During this era, wrought iron’s soaring popularity led to the rise of less expensive alternatives like cast iron and steel, but many Charleston residents maintained a fondness for the genuine craft by blacksmiths like Philip.
His iconic artistry is far different than manufactured cast iron, aluminum or steel imitations. Cast iron works are designed by pouring melted iron into a mold, whereas wrought iron is made by melding a heavy alloy with heat then hand-forging its design. The word “wrought” comes from the word “worked,” which is its significant distinction. Its beauty and respected craftsmanship make it a proud staple in the Holy City.
Philip’s work possesses more than just durable material, but a precision that makes you stop and appreciate its elegance. Next time you visit Liberty Square, the Charleston Visitor Center, or the Charleston International Airport, you’ll see Philip’s ornamental masterpieces hung on display even since his passing in 2009.
“Philip Simmons is a poet of ironwork. His ability to endow raw iron with pure lyricism is known and admired throughout, not only in South Carolina, but as evidenced by his many honors and awards, he is recognized in all of America,” said John Paul Huguley, Founder of the American College of the Building Arts.

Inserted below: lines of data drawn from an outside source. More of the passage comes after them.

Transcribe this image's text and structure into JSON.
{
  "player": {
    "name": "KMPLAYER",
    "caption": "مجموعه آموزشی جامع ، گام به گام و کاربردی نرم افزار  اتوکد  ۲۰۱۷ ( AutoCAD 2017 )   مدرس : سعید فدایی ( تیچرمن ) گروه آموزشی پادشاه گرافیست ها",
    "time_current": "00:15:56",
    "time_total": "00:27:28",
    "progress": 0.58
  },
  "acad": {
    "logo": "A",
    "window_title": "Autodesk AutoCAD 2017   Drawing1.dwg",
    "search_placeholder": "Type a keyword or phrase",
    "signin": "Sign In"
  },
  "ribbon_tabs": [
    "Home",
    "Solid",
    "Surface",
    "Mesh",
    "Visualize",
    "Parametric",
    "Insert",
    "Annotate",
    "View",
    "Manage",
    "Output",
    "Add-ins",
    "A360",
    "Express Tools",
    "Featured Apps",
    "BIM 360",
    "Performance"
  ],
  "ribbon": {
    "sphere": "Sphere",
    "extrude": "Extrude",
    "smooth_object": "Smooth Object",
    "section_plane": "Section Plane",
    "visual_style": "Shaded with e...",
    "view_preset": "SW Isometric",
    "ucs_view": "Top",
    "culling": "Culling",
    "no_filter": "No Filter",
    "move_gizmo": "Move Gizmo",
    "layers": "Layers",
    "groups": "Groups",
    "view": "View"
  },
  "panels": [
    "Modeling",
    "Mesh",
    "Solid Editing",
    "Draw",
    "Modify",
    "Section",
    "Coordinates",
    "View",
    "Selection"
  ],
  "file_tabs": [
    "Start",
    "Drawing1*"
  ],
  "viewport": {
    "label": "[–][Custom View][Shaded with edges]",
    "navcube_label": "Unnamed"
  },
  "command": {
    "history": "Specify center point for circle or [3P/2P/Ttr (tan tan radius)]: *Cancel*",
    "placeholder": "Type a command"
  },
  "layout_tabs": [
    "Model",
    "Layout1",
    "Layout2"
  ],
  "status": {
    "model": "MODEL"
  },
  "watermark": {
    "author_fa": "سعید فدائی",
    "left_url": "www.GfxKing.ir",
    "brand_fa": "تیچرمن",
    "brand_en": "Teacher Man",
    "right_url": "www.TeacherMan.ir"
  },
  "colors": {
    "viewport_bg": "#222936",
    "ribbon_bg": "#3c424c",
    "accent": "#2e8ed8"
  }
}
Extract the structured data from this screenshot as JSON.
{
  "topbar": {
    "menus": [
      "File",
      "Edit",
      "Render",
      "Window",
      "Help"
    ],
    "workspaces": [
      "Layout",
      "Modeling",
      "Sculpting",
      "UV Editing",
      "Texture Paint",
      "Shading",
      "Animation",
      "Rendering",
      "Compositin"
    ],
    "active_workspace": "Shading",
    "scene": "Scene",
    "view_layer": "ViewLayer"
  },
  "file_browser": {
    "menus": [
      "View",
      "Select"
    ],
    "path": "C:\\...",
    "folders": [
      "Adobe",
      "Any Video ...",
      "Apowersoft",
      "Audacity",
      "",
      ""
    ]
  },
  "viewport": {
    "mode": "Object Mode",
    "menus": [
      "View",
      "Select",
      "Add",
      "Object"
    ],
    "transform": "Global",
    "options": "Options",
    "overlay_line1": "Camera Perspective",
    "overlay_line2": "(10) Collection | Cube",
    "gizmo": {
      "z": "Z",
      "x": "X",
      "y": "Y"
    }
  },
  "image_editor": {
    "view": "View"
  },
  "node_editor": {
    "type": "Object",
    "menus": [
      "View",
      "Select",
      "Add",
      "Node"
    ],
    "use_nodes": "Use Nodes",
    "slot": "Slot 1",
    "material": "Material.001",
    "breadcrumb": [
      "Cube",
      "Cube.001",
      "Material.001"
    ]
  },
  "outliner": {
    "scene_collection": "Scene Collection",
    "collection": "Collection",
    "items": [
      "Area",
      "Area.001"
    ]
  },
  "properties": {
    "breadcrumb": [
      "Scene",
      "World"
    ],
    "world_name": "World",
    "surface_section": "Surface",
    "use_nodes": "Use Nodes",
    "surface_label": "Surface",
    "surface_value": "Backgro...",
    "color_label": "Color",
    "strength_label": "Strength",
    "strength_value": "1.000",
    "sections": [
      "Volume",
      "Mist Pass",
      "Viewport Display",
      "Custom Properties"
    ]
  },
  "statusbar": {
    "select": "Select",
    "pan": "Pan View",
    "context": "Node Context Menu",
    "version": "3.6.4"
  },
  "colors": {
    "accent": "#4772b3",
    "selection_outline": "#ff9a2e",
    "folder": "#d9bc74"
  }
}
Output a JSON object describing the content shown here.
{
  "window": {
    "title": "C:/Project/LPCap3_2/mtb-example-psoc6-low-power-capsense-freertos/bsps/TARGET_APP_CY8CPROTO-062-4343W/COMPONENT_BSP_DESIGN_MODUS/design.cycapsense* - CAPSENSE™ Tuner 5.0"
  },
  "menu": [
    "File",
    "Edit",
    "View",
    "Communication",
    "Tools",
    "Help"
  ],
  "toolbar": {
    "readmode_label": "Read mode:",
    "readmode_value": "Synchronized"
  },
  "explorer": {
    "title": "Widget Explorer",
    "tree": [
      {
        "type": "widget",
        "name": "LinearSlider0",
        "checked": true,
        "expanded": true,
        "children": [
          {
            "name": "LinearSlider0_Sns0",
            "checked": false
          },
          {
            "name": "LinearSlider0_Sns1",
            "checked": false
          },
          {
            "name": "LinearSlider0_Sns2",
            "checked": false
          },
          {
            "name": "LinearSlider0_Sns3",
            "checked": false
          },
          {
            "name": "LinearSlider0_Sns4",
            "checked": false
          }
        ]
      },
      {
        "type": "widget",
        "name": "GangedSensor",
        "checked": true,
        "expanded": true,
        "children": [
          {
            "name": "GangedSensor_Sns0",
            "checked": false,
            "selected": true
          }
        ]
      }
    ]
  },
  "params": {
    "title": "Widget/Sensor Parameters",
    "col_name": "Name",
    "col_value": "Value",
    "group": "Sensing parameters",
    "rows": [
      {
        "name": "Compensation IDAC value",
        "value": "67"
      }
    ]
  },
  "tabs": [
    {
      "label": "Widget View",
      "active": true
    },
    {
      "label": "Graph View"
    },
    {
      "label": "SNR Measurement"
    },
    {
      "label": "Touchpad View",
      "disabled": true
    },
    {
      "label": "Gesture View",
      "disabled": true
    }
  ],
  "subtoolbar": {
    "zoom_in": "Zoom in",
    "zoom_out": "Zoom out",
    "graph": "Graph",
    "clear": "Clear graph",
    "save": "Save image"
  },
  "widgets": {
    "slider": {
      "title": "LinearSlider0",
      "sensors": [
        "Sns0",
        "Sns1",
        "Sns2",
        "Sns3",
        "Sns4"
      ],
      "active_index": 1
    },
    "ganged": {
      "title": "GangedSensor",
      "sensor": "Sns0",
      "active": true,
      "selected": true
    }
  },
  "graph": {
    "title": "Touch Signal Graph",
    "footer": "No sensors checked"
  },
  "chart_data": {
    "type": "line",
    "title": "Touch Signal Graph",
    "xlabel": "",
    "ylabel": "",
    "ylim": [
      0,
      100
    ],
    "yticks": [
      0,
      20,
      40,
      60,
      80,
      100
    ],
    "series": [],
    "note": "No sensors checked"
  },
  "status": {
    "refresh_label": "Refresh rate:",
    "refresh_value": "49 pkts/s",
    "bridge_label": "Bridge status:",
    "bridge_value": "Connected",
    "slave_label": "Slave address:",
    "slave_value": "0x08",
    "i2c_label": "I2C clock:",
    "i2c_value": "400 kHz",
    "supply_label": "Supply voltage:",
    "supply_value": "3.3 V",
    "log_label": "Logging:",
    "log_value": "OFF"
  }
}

Philip’s gift awarded him the National Heritage Fellowship, the highest honor traditional artist can receive by the National Endowment for the Arts. He is also honored in places like the National Museum of American History, the Museum of International Folk Art and the Atlanta History Center. After Philip retired from active forging, he intentionally invited tourists and students to his shop so they could learn more about the art.
When Philip passed away in 2009, his nephew and cousin, who were once his apprentices, took over his old workshop. They continue to actively forge while teaching visitors about the historic art of wrought iron decorations. Philip’s home next door was transformed into a museum for his wrought iron creations. You can also visit the Philip Simmons Memorial Garden on Anson Street, one of the most visited gardens in Charleston to witness a stunning oasis featuring fences and gates he handcrafted.